2. Football Outsiders has the Redskins at No. 13 overall, No. 7 in the NFC. Again, that’s before the win at New York, where Washington outgained the Jets by nearly 100 yards. Their rankings are based on all types of statistical measures — nothing subjective — so they’re sure to move up this week. Update: They actually dropped a spot.

3. The three teams Washington has lost to are awesome. The combined record of New England, Green Bay and the Giants is 22-3. There’s no shame in losing to them, especially with two of the games being on the road and two of them going down to the wire.

So yeah, while the Redskins certainly don’t look like a playoff team, they’re actually playing like one. As a fan, I’ll take 5-3. Double it up, and you’ve got 10-6, a record that would likely result in wide open NFC postseason action.

What’s funny is I could’ve posted these same three items before the Jets game, but I didn’t for fear of jinxing yet another DC team. Such is life when rooting for fragile, yet irrefutable, contenders.

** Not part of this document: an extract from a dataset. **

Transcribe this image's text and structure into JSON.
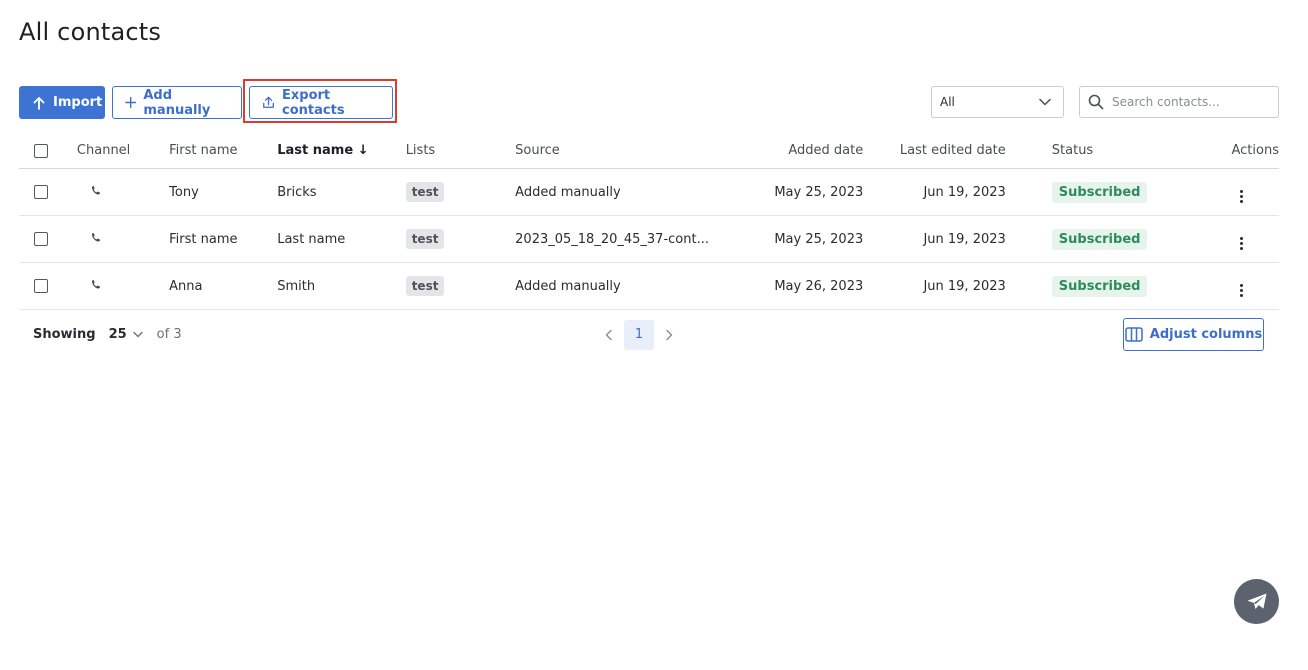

Welcome to 2007, Year of the Tight End

donnie-warren-rules.jpgI was faced with a fantasy football dilemma last week, namely that my two marquee tight ends, Jason Witten and Tony Gonzalez, were on their bye, leaving me with no one to start. Because each harbors trade value, I scoured league rosters in search of a needy team and spot starter. To my chagrin, everyone was comfortable at the position, with even the thin rosters offering traditional studs like Todd Heap and Alge Crumpler along with serviceable backups like Donald Lee and Randy McMichael.

All of which got me to thinking about how weird it is that there are so many good pass-catching tight ends right now.

Four different guys — Witten, Gonzalez, Antonio Gates and Kellen Winslow — are on pace for 1,000 yards this season; something that’s only been done by tight ends twice over the past five years. Gates and three others — Dallas Clark, Ben Watson and Chris Cooley — are on pace for 10 touchdowns; something that’s only been done by tight ends three times over the same period. And Gates, Witten and Gonzalez all have legits shot at 100-catch seasons; something that’s only been accomplished by a tight end once ever.

But it’s not all about the elites. In total, there are 18 tight ends on pace for at least one of the following watermarks by season’s end: 50 receptions, 500 yards and/or 5 touchdowns. That means more than half of the teams in the league feature a receiving threat (or two) at the position.

Somewhere, Donnie Warren (pictured) is freaking out.

(After the jump, check out the “research” conducted for this post.) Continue reading Welcome to 2007, Year of the Tight End